- TASK REQUIREMENTS -
For the word "Customer", work out how many lines in the records below contain it and state that count alone.

- Excerpts from a dataset -
....................
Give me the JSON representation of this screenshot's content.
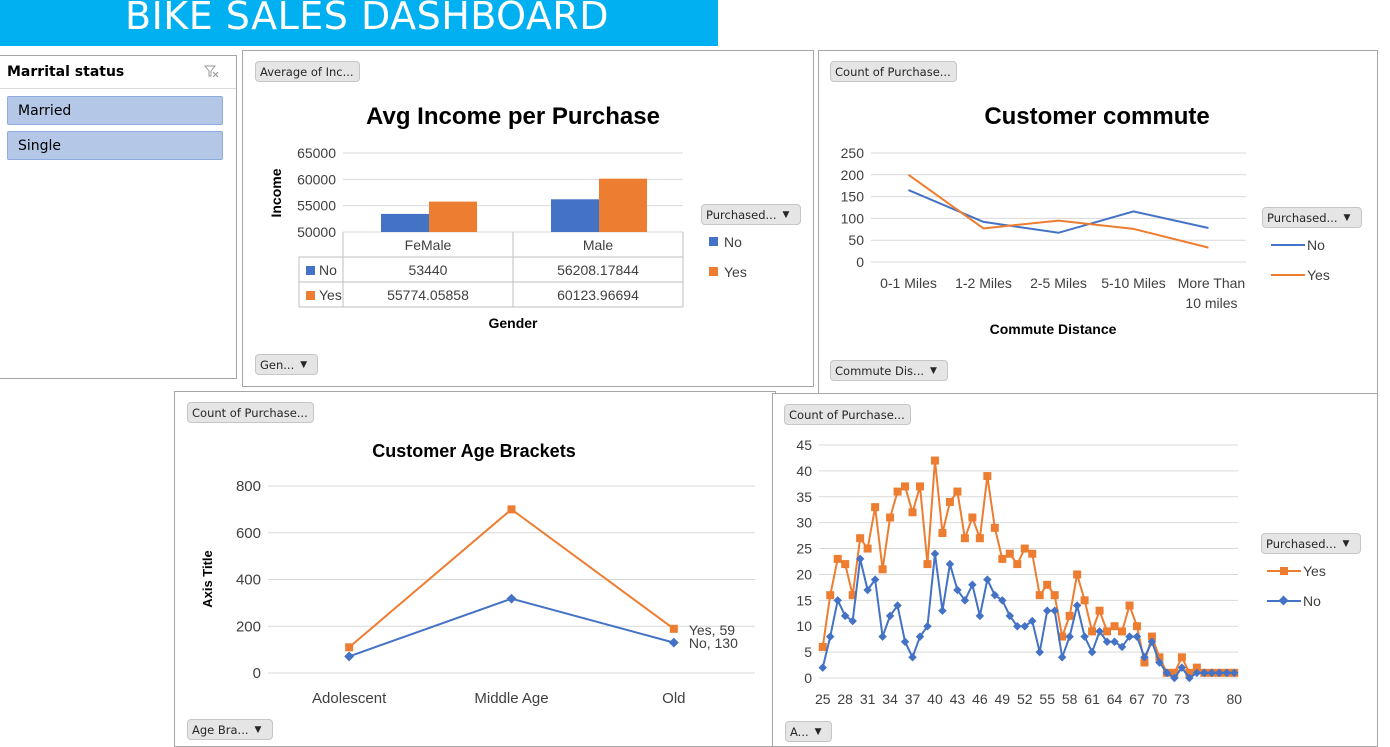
{
  "banner": {
    "title": "BIKE SALES DASHBOARD"
  },
  "slicer": {
    "title": "Marrital status",
    "clear_icon": "clear-filter-icon",
    "items": [
      {
        "label": "Married"
      },
      {
        "label": "Single"
      }
    ]
  },
  "colors": {
    "no": "#4472c4",
    "yes": "#ed7d31",
    "banner": "#00b0f0"
  },
  "income_panel": {
    "value_button": "Average of Inc...",
    "legend_button": "Purchased...",
    "axis_button": "Gen..."
  },
  "commute_panel": {
    "value_button": "Count of Purchase...",
    "legend_button": "Purchased...",
    "axis_button": "Commute Dis..."
  },
  "age_panel": {
    "value_button": "Count of Purchase...",
    "axis_button": "Age Bra..."
  },
  "ages_panel": {
    "value_button": "Count of Purchase...",
    "legend_button": "Purchased...",
    "axis_button": "A..."
  },
  "chart_data": [
    {
      "type": "bar",
      "title": "Avg Income per Purchase",
      "xlabel": "Gender",
      "ylabel": "Income",
      "categories": [
        "FeMale",
        "Male"
      ],
      "ylim": [
        50000,
        65000
      ],
      "yticks": [
        50000,
        55000,
        60000,
        65000
      ],
      "series": [
        {
          "name": "No",
          "values": [
            53440,
            56208.17844
          ],
          "labels": [
            "53440",
            "56208.17844"
          ]
        },
        {
          "name": "Yes",
          "values": [
            55774.05858,
            60123.96694
          ],
          "labels": [
            "55774.05858",
            "60123.96694"
          ]
        }
      ],
      "legend": "right",
      "data_table": true,
      "grid": true
    },
    {
      "type": "line",
      "title": "Customer commute",
      "xlabel": "Commute Distance",
      "ylabel": "",
      "categories": [
        "0-1 Miles",
        "1-2 Miles",
        "2-5 Miles",
        "5-10 Miles",
        "More Than 10 miles"
      ],
      "ylim": [
        0,
        250
      ],
      "yticks": [
        0,
        50,
        100,
        150,
        200,
        250
      ],
      "series": [
        {
          "name": "No",
          "values": [
            165,
            92,
            67,
            116,
            78
          ]
        },
        {
          "name": "Yes",
          "values": [
            200,
            77,
            95,
            76,
            33
          ]
        }
      ],
      "legend": "right",
      "grid": true
    },
    {
      "type": "line",
      "title": "Customer Age Brackets",
      "xlabel": "",
      "ylabel": "Axis Title",
      "categories": [
        "Adolescent",
        "Middle Age",
        "Old"
      ],
      "ylim": [
        0,
        800
      ],
      "yticks": [
        0,
        200,
        400,
        600,
        800
      ],
      "series": [
        {
          "name": "No",
          "values": [
            71,
            318,
            130
          ]
        },
        {
          "name": "Yes",
          "values": [
            110,
            700,
            189
          ]
        }
      ],
      "point_labels": [
        {
          "text": "Yes, 59"
        },
        {
          "text": "No, 130"
        }
      ],
      "grid": true
    },
    {
      "type": "line",
      "title": "",
      "xlabel": "",
      "ylabel": "",
      "x": [
        25,
        26,
        27,
        28,
        29,
        30,
        31,
        32,
        33,
        34,
        35,
        36,
        37,
        38,
        39,
        40,
        41,
        42,
        43,
        44,
        45,
        46,
        47,
        48,
        49,
        50,
        51,
        52,
        53,
        54,
        55,
        56,
        57,
        58,
        59,
        60,
        61,
        62,
        63,
        64,
        65,
        66,
        67,
        68,
        69,
        70,
        71,
        72,
        73,
        74,
        75,
        76,
        77,
        78,
        79,
        80
      ],
      "xticks": [
        25,
        28,
        31,
        34,
        37,
        40,
        43,
        46,
        49,
        52,
        55,
        58,
        61,
        64,
        67,
        70,
        73,
        80
      ],
      "ylim": [
        0,
        45
      ],
      "yticks": [
        0,
        5,
        10,
        15,
        20,
        25,
        30,
        35,
        40,
        45
      ],
      "series": [
        {
          "name": "Yes",
          "values": [
            6,
            16,
            23,
            22,
            16,
            27,
            25,
            33,
            21,
            31,
            36,
            37,
            32,
            37,
            22,
            42,
            28,
            34,
            36,
            27,
            31,
            27,
            39,
            29,
            23,
            24,
            22,
            25,
            24,
            16,
            18,
            16,
            8,
            12,
            20,
            15,
            9,
            13,
            9,
            10,
            9,
            14,
            10,
            3,
            8,
            4,
            1,
            1,
            4,
            1,
            2,
            1,
            1,
            1,
            1,
            1
          ]
        },
        {
          "name": "No",
          "values": [
            2,
            8,
            15,
            12,
            11,
            23,
            17,
            19,
            8,
            12,
            14,
            7,
            4,
            8,
            10,
            24,
            13,
            22,
            17,
            15,
            18,
            12,
            19,
            16,
            15,
            12,
            10,
            10,
            11,
            5,
            13,
            13,
            4,
            8,
            14,
            8,
            5,
            9,
            7,
            7,
            6,
            8,
            8,
            4,
            7,
            3,
            1,
            0,
            2,
            0,
            1,
            1,
            1,
            1,
            1,
            1
          ]
        }
      ],
      "legend": "right",
      "grid": true
    }
  ]
}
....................
- TASK ANSWER -
2